What are painful red bumps on the face that look like acne but are filled with clear liquid?

Raised skin bumps are very common, and in most cases they’re harmless. They can result from a number of conditions, including:

an infection
an allergic reaction
a skin disorder
skin cancer 

Skin bumps can vary in appearance and number depending on the cause. They may be the same color as your skin or a different color. They may be itchy or non-itchy, large or small. Some can be hard while others can feel soft and movable.

Most skin bumps don’t need treatment. However, you should speak with your doctor if your bumps are causing discomfort. You should also call your doctor if you’re concerned about any changes in your bumps or in the overall condition of your skin.

Many conditions can cause raised bumps to appear on your skin. The most common causes of bumps are harmless and don’t require medical treatment, unless you have discomfort. Here are some of the possible reasons for raised skin bumps:

Acne is the most common skin condition in the United States, according to the American Academy of Dermatology. It causes skin bumps that can range from very small and painless to large and painful. The bumps are usually accompanied by redness and swelling.
Allergic eczema is an allergic skin reaction that produces an itchy, red skin rash. The rash may consist of raised, red bumps that ooze, drain, or crust.
Angiomas are common skin growths that can form on most areas of the body. They develop when blood vessels clump together and create a raised, bright red bump under or on the skin.
Boils are infected hair follicles that look like red, raised bumps on the skin. They can be painful, but they eventually go away once they burst and release fluid.
Cold sores are red, fluid-filled bumps that form around the mouth or other areas of the face, which can burst. They are caused by a common virus called herpes simplex.
Corns or calluses are rough, thickened areas of skin.
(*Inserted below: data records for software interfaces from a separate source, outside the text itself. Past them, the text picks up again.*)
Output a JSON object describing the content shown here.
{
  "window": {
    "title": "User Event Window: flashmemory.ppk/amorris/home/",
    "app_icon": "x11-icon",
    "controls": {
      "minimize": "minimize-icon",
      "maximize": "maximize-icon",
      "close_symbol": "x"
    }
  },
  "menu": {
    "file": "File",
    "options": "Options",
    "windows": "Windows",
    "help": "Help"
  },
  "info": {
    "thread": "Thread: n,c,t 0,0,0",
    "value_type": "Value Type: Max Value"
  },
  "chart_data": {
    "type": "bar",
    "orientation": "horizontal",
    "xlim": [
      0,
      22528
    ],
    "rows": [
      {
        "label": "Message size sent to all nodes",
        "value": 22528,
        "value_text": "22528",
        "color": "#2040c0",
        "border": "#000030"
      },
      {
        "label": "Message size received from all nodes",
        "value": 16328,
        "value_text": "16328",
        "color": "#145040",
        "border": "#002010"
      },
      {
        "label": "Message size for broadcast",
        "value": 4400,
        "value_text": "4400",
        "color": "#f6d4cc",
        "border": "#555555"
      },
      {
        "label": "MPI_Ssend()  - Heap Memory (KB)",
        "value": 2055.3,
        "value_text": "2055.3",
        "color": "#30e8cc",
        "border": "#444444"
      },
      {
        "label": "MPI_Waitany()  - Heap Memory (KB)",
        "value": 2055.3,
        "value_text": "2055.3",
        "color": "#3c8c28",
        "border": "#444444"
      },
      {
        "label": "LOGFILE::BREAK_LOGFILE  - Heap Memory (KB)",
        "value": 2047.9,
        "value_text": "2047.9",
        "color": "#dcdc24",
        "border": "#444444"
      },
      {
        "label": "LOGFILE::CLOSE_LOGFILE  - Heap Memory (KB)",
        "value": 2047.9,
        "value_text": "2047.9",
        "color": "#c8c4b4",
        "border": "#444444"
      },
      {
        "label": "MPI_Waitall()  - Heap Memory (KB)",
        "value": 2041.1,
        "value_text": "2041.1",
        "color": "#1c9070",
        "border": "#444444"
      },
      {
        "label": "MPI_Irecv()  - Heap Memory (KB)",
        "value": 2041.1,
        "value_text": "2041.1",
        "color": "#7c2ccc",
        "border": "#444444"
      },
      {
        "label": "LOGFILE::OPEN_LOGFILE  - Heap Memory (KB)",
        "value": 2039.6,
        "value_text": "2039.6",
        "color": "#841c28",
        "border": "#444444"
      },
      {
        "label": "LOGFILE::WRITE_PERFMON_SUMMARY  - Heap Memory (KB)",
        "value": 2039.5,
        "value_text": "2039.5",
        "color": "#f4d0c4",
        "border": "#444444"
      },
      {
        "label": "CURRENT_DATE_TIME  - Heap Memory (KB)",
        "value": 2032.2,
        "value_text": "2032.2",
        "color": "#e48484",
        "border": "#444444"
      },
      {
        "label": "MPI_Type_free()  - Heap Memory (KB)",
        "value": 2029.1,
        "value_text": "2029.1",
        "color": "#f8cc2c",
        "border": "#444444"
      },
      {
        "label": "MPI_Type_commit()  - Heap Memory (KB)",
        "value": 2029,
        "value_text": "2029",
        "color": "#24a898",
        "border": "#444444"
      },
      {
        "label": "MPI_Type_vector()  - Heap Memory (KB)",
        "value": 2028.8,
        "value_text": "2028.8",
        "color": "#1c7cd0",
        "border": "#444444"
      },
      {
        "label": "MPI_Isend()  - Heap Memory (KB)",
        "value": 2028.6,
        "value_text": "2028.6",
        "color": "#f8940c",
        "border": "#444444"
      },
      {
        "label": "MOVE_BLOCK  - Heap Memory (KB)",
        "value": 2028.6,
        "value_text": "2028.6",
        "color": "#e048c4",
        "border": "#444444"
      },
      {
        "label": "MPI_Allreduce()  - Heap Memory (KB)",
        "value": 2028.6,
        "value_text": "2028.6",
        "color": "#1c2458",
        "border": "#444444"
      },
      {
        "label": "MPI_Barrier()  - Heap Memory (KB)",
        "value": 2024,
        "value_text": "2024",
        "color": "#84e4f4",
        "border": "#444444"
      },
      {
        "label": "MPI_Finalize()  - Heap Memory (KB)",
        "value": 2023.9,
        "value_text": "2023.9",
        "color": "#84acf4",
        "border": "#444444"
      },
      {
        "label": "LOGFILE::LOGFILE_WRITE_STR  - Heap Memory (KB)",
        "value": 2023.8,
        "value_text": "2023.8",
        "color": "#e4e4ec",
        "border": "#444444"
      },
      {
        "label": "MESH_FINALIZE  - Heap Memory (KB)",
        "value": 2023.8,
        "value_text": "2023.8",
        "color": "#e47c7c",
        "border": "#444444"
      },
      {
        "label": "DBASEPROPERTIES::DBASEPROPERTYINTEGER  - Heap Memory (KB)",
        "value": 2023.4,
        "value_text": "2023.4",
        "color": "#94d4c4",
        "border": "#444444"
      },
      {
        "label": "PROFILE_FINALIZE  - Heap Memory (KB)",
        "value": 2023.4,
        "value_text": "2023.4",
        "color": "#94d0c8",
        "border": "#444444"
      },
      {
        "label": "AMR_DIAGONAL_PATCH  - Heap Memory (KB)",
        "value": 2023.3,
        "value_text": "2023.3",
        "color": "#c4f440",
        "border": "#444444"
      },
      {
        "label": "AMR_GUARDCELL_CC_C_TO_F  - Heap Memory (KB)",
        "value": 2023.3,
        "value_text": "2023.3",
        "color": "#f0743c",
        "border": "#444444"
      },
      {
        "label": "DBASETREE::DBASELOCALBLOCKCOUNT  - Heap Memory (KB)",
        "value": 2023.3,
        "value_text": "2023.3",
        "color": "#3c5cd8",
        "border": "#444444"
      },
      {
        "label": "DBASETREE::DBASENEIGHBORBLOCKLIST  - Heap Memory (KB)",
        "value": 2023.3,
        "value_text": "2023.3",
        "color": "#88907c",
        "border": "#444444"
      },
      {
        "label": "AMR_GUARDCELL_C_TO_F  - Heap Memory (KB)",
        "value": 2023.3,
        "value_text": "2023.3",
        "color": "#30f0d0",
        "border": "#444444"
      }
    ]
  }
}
They are most often found on the feet and hands.
Cysts are growths that contain fluid, air, or other substances. They develop under the skin in any part of the body. They feel like a small ball and can usually be moved around slightly.
Insect stings and bites are often itchy and swollen. They may cause pain that lingers.
Keloids are smooth, raised growths that form around scars. They are most commonly found on the chest, shoulders, and cheeks.
Keratosis pilaris is a skin condition marked by an overgrowth of a protein called keratin. It causes small bumps around hair follicles on the body.
Lipomas are collections of fatty tissue under the skin and are often painless. They usually form on the neck, back, or shoulders.
Moles are flat or raised bumps on the skin that are usually benign. They can be skin-colored or dark brown.
Molluscum contagiosum are small, flesh-colored bumps with a dimple in the center that often form in all parts of the body. They can arise from skin-to-skin contact with someone affected with them.
Psoriasis is a skin disease that causes scaly, itchy, red patches to form on the skin. It can affect any area of the body.
Seborrheic keratoses are round, rough spots on the surface of the skin. They can affect many areas of the body, including the chest, shoulders, and back. They may be skin-colored, brown, or black.
Skin tags are small, fleshy flaps of skin. They usually grow on the neck or in the armpits. They may be the same color as the skin or slightly darker.
Warts are raised, rough bumps caused by the human papillomavirus (HPV). They typically develop on the hands and feet. They may be skin-colored, pink, or slightly brown.